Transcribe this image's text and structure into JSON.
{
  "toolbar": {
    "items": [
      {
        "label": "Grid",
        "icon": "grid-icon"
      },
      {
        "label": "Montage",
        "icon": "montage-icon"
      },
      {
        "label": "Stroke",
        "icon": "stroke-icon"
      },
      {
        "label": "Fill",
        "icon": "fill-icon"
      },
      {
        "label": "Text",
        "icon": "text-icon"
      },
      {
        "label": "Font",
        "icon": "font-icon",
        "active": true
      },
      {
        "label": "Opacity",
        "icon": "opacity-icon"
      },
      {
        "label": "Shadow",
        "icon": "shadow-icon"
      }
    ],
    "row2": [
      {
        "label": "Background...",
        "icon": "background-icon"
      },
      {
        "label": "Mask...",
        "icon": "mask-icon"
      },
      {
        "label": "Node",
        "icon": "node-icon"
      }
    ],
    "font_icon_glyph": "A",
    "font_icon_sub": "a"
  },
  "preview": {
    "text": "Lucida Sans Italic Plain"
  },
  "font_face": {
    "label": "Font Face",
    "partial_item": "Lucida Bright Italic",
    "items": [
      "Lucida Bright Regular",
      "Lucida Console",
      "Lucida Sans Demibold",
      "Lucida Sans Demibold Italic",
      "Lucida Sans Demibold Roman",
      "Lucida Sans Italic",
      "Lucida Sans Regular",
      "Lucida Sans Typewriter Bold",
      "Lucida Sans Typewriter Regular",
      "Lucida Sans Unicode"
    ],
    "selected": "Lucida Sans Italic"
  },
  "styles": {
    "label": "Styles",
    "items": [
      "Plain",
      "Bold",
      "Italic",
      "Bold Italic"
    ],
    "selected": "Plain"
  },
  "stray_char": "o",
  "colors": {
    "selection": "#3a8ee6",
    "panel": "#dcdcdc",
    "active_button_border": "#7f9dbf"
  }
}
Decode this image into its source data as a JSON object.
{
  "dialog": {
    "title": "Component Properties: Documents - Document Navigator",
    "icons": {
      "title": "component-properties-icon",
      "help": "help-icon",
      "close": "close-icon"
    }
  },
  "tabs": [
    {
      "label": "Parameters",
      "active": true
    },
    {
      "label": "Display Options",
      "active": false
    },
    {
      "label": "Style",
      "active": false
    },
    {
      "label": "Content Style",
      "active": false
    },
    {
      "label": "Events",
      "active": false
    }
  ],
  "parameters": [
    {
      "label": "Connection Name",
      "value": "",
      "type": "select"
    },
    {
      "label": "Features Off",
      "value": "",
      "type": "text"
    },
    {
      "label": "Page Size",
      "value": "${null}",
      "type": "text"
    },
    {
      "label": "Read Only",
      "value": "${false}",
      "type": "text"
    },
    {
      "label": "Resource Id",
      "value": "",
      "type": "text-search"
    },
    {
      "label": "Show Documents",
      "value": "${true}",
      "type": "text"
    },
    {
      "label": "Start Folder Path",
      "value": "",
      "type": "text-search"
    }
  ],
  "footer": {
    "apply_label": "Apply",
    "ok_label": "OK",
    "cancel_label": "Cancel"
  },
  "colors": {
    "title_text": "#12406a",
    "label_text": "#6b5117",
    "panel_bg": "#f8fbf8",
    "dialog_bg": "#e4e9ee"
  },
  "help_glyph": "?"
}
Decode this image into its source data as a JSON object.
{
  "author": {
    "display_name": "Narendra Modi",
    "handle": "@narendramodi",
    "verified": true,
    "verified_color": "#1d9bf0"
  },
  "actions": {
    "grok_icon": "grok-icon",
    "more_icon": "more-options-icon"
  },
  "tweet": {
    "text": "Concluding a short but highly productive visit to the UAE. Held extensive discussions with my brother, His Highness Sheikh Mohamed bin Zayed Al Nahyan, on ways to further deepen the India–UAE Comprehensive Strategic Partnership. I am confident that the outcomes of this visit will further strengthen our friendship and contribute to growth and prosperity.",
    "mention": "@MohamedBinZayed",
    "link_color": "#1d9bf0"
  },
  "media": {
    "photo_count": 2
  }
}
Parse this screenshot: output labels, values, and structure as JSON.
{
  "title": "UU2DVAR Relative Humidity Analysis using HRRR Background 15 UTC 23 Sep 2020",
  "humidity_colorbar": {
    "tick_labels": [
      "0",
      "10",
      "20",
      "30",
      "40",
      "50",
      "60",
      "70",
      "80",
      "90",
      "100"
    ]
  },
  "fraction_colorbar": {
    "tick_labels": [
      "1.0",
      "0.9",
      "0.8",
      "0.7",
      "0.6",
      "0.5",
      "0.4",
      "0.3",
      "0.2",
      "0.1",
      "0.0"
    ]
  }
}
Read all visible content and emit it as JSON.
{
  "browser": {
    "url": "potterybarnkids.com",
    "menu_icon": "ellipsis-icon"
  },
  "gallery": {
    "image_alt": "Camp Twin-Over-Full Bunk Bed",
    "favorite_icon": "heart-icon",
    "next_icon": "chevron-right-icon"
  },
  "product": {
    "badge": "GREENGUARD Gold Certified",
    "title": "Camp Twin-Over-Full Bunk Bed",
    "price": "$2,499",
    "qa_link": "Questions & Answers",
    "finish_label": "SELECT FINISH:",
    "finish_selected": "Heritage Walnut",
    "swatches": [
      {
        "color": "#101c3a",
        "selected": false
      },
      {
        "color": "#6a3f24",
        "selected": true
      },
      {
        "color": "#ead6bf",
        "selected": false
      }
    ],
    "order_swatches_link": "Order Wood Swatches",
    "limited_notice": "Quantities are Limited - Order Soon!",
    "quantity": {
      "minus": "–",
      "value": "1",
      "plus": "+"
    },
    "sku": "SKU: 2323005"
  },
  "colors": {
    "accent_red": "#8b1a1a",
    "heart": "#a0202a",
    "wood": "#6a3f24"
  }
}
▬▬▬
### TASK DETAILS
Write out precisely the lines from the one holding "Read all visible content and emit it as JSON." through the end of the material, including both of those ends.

### ANSWER TO THIS TASK
Read all visible content and emit it as JSON.
{
  "browser": {
    "url": "potterybarnkids.com",
    "menu_icon": "ellipsis-icon"
  },
  "gallery": {
    "image_alt": "Camp Twin-Over-Full Bunk Bed",
    "favorite_icon": "heart-icon",
    "next_icon": "chevron-right-icon"
  },
  "product": {
    "badge": "GREENGUARD Gold Certified",
    "title": "Camp Twin-Over-Full Bunk Bed",
    "price": "$2,499",
    "qa_link": "Questions & Answers",
    "finish_label": "SELECT FINISH:",
    "finish_selected": "Heritage Walnut",
    "swatches": [
      {
        "color": "#101c3a",
        "selected": false
      },
      {
        "color": "#6a3f24",
        "selected": true
      },
      {
        "color": "#ead6bf",
        "selected": false
      }
    ],
    "order_swatches_link": "Order Wood Swatches",
    "limited_notice": "Quantities are Limited - Order Soon!",
    "quantity": {
      "minus": "–",
      "value": "1",
      "plus": "+"
    },
    "sku": "SKU: 2323005"
  },
  "colors": {
    "accent_red": "#8b1a1a",
    "heart": "#a0202a",
    "wood": "#6a3f24"
  }
}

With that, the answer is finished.